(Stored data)
*** Begin section ***

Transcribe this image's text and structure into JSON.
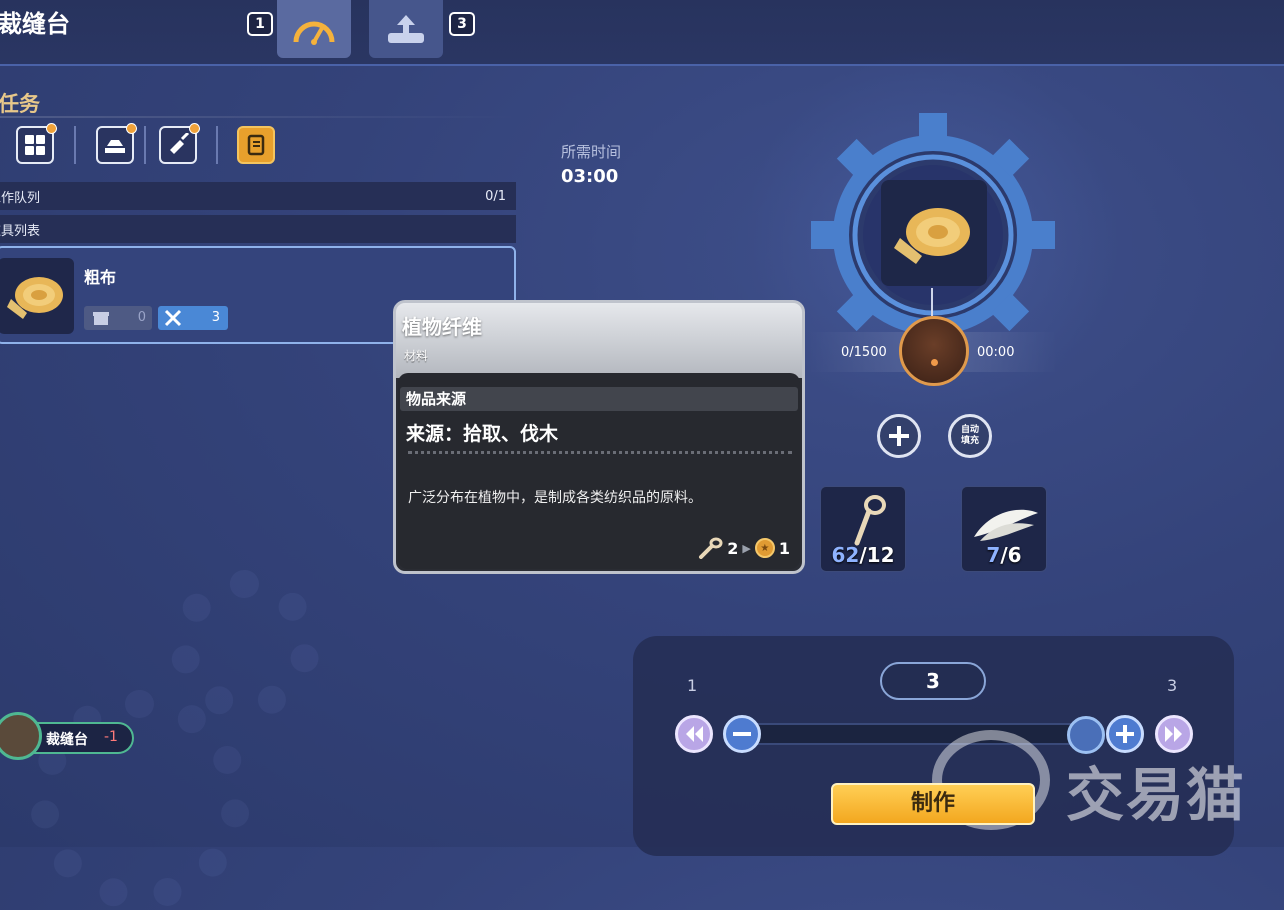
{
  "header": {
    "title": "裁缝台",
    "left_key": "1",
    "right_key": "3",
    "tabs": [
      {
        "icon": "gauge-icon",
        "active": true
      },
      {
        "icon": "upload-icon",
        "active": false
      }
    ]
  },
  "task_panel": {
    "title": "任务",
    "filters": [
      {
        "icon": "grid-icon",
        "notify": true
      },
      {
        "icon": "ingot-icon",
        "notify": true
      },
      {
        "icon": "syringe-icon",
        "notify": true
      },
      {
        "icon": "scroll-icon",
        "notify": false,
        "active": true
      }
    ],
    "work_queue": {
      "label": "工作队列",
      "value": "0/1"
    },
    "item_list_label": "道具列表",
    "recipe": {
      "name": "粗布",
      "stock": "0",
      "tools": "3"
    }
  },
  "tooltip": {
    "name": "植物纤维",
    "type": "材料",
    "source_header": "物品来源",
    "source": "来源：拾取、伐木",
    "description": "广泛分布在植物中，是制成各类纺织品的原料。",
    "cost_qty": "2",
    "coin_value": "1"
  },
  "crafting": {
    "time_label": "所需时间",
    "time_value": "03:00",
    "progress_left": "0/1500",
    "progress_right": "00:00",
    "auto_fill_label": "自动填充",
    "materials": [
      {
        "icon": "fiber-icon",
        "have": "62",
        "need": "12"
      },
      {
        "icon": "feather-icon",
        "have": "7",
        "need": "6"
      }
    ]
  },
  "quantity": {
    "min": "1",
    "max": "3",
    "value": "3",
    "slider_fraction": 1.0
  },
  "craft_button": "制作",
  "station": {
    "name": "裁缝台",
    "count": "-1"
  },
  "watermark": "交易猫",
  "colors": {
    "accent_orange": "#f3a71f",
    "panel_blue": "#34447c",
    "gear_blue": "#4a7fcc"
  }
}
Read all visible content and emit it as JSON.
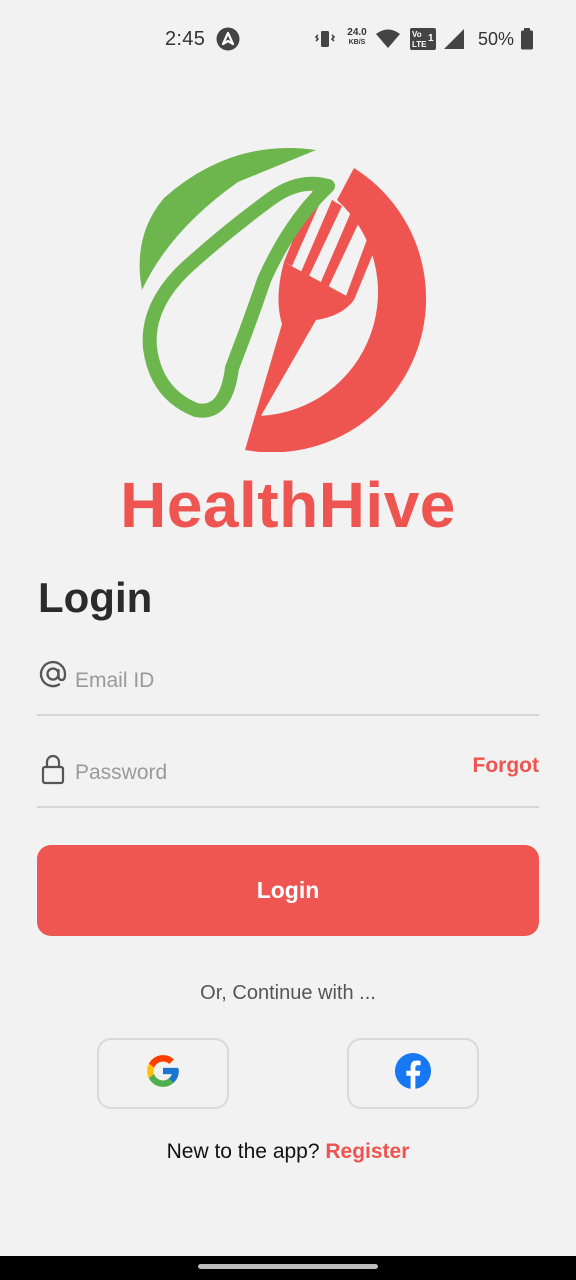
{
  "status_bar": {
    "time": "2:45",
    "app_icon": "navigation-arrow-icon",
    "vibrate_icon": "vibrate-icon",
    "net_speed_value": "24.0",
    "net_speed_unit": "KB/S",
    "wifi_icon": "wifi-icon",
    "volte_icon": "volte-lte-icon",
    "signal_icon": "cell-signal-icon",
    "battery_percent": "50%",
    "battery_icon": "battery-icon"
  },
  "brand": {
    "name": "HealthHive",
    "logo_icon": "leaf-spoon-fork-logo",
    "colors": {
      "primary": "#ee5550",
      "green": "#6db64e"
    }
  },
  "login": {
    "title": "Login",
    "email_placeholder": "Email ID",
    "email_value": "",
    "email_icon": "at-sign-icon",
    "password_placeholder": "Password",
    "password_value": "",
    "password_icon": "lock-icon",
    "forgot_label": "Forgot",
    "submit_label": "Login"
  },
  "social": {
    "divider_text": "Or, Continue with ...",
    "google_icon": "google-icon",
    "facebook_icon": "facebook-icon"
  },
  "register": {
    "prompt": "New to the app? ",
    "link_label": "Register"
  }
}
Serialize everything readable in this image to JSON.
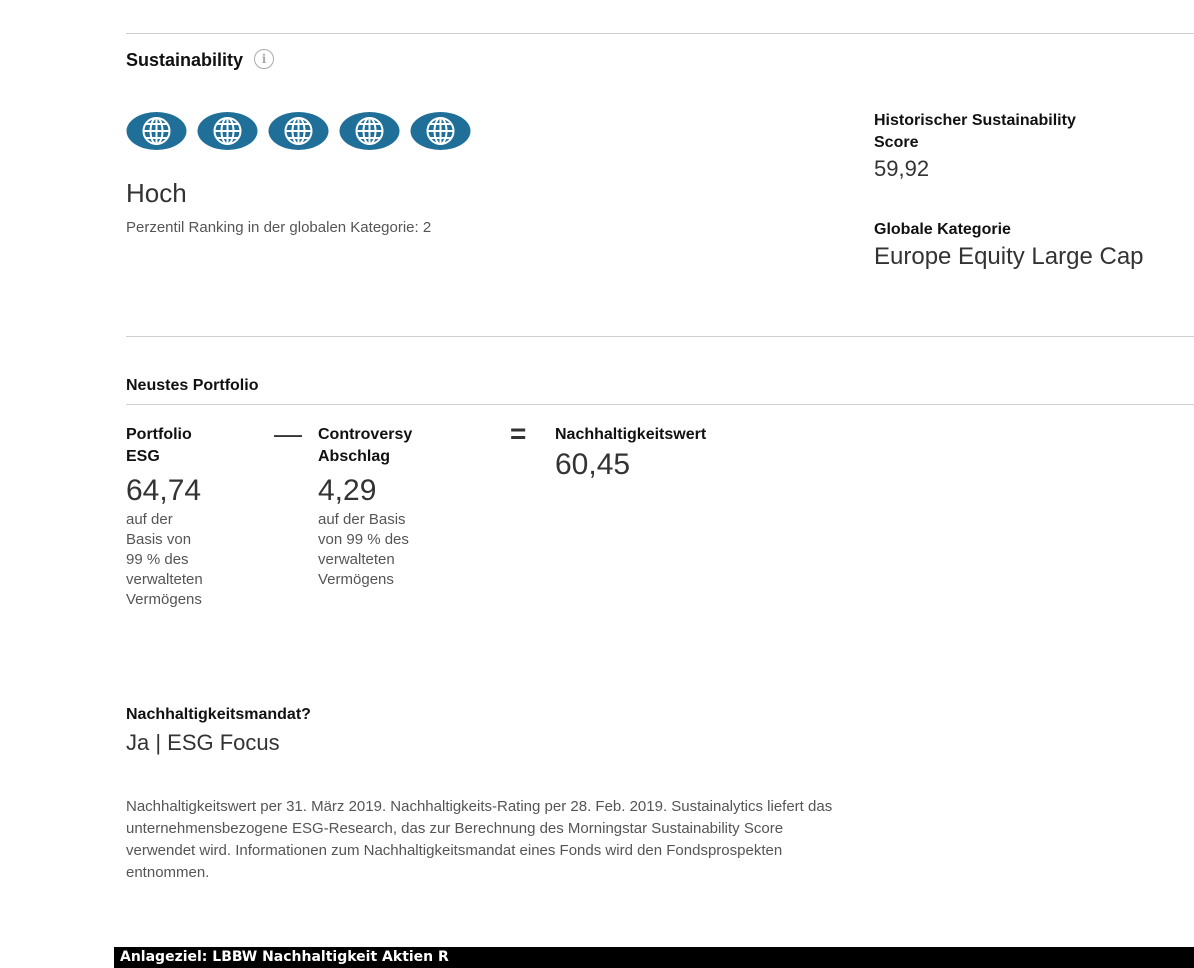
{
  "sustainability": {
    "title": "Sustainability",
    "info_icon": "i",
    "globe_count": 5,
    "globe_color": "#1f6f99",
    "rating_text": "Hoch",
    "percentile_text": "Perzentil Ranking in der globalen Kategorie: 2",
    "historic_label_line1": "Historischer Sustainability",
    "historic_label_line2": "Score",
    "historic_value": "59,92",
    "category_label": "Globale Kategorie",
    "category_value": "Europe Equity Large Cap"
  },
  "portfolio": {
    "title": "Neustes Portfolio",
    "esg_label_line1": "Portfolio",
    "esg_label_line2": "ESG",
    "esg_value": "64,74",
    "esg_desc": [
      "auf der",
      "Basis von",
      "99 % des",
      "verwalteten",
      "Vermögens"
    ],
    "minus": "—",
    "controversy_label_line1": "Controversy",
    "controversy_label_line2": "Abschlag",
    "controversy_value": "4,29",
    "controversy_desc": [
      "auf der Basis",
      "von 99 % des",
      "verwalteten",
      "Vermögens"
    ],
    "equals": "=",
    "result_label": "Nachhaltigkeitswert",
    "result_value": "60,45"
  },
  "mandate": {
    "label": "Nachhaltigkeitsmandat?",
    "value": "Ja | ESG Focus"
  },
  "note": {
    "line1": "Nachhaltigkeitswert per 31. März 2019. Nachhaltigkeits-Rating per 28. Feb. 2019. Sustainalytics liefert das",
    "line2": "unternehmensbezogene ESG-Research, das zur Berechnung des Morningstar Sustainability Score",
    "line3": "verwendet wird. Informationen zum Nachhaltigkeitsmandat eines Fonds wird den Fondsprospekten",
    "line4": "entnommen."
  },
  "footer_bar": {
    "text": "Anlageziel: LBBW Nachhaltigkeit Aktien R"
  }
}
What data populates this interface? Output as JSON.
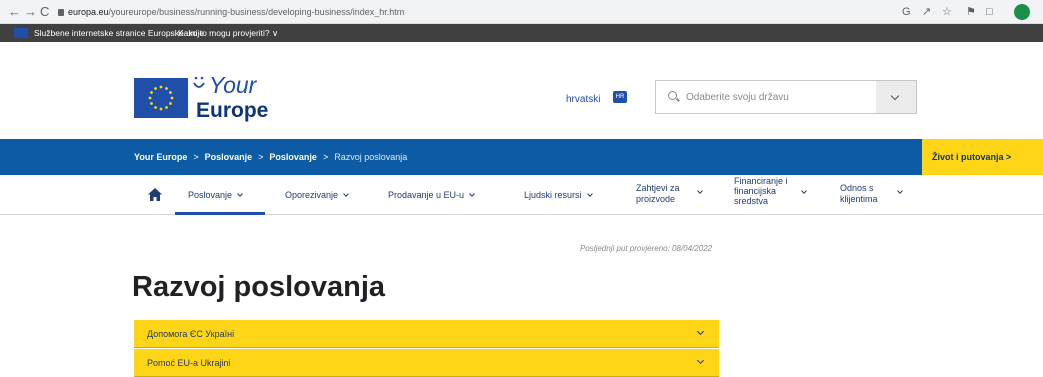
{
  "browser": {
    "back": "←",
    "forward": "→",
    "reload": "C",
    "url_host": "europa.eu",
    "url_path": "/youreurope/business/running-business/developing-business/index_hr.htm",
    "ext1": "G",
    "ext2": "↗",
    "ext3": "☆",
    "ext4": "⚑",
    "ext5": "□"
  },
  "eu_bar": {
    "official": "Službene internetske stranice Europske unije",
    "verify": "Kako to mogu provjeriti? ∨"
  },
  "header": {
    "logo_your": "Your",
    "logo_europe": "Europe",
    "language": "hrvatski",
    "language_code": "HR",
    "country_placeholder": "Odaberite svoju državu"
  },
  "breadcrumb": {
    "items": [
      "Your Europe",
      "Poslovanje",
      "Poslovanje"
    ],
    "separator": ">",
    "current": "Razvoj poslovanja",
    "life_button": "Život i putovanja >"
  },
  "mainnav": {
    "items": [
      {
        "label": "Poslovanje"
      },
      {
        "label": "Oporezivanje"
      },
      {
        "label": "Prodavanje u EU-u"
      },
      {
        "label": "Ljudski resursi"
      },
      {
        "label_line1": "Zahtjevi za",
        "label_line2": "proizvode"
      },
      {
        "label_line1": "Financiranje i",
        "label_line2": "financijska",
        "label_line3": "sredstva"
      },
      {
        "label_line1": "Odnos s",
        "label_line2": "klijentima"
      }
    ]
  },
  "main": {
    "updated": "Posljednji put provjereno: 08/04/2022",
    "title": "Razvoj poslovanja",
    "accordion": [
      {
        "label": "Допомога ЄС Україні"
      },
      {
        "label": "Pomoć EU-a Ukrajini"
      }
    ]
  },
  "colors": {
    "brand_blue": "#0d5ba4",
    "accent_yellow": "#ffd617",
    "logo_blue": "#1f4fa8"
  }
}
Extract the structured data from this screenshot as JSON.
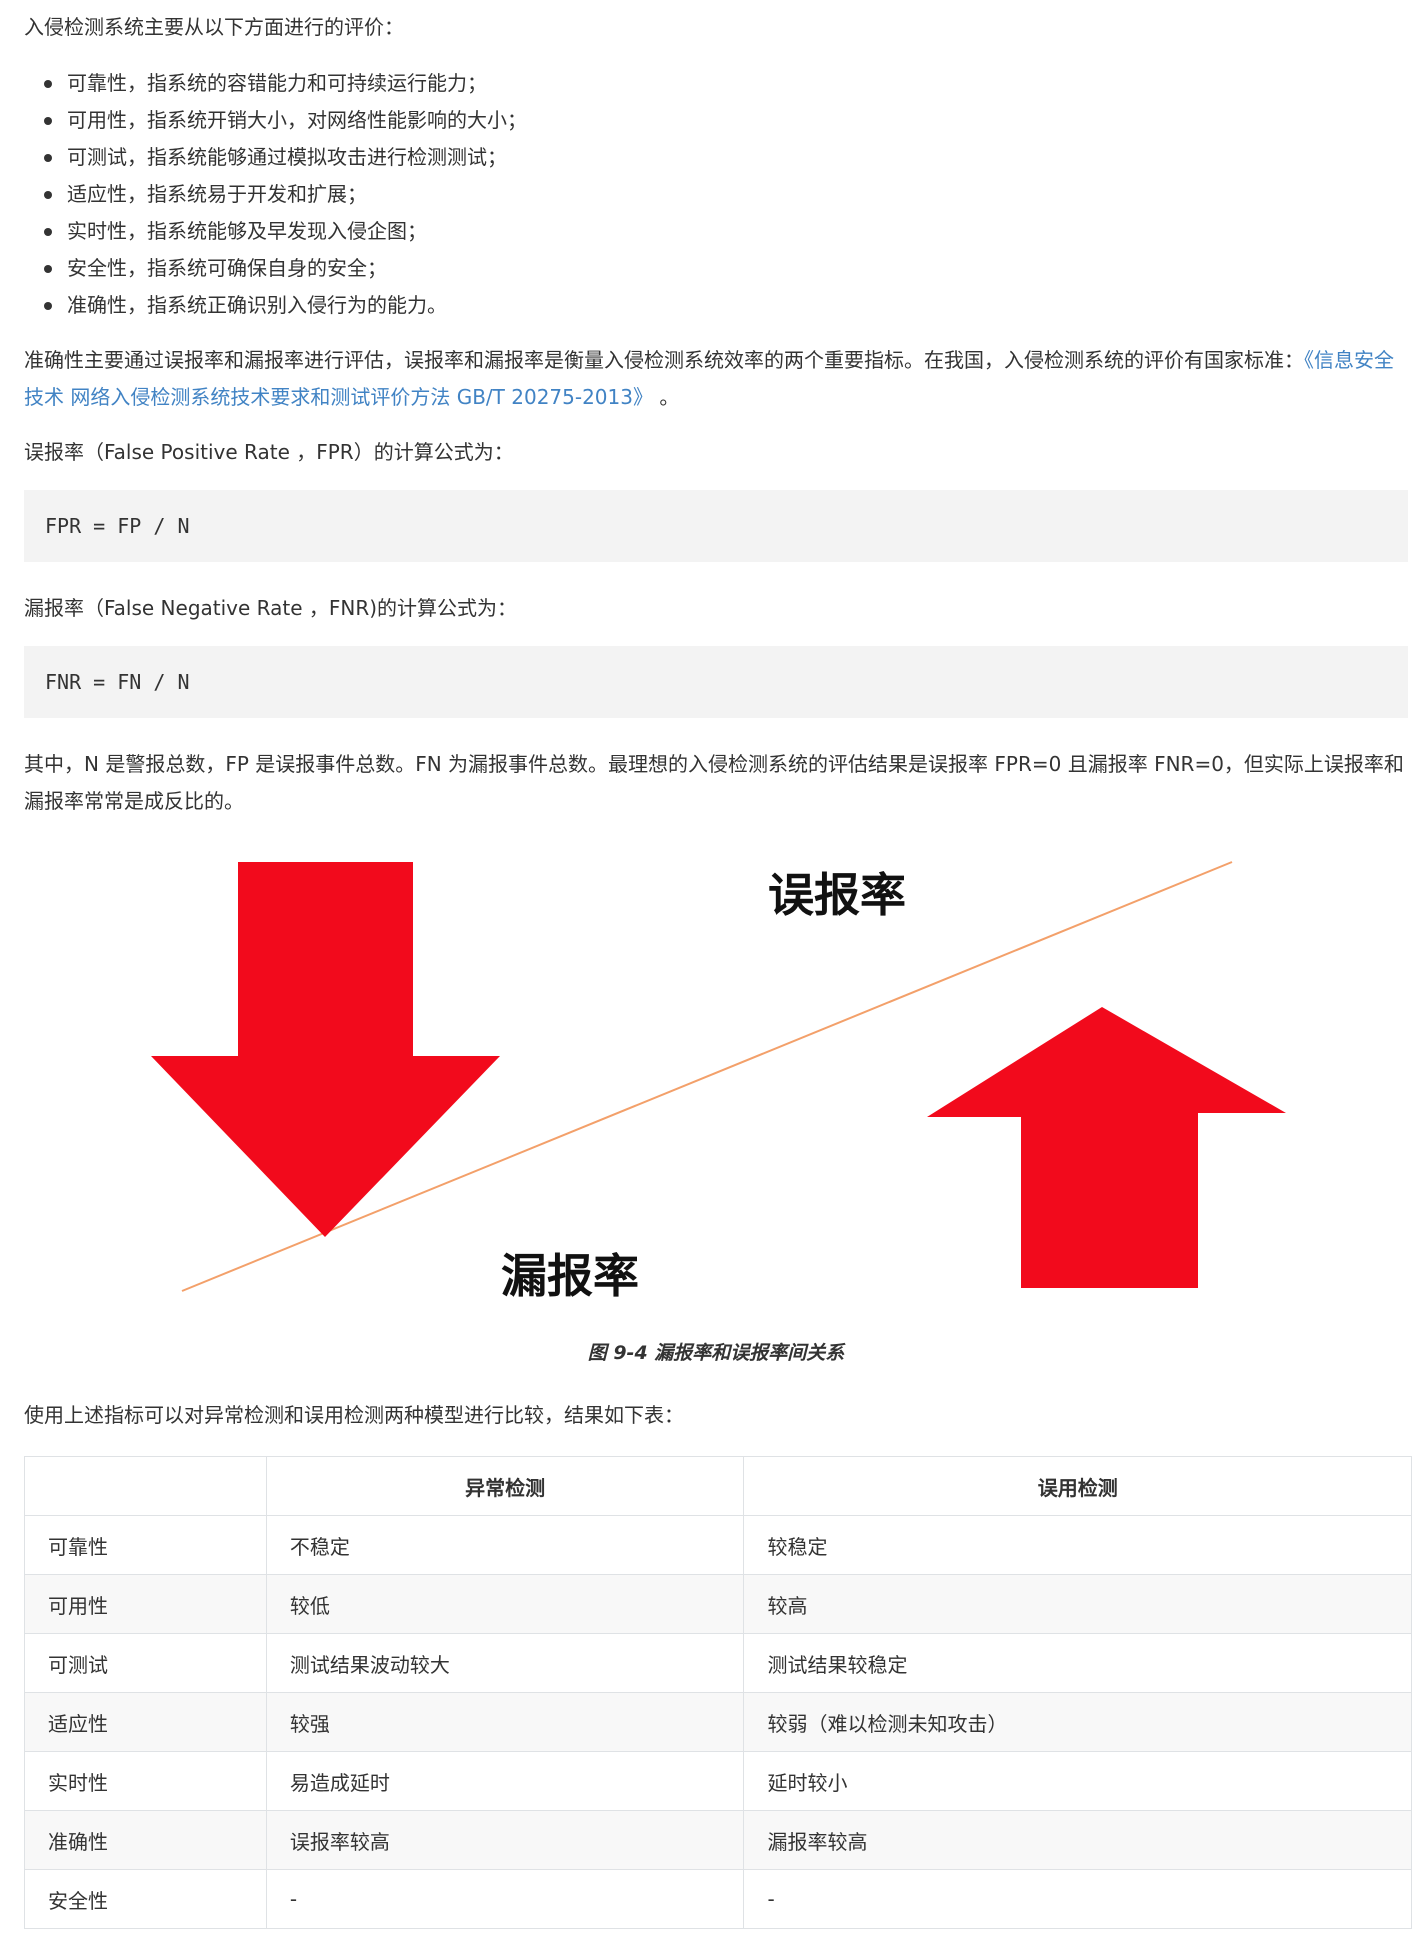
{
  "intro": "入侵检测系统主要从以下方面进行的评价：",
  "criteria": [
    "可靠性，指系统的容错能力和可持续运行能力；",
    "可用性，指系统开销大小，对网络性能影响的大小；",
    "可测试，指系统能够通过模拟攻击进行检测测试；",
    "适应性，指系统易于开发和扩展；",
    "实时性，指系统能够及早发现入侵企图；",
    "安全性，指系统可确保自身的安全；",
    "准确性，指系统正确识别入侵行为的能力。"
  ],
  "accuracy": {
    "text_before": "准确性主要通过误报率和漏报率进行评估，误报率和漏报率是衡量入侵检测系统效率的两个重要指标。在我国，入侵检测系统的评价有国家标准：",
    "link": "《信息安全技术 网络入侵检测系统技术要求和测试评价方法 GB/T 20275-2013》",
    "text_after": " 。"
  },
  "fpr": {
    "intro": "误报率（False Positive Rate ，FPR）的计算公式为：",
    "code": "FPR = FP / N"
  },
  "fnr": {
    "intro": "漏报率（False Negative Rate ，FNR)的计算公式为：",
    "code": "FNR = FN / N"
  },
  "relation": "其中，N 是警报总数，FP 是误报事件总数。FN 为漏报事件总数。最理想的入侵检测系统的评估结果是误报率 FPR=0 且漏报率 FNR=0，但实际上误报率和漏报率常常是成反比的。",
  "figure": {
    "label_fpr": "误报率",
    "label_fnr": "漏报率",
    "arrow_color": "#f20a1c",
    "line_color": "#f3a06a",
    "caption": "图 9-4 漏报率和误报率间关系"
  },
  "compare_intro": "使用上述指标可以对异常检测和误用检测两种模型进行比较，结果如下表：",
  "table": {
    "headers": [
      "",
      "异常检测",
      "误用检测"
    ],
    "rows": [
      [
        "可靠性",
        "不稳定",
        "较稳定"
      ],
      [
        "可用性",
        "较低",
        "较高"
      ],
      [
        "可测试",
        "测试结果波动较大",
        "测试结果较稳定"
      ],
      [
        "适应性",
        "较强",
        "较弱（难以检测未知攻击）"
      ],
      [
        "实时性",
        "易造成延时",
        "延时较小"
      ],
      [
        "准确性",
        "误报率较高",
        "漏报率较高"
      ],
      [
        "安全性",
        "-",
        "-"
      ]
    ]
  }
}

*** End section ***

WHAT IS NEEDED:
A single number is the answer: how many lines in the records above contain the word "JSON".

REPLY:
5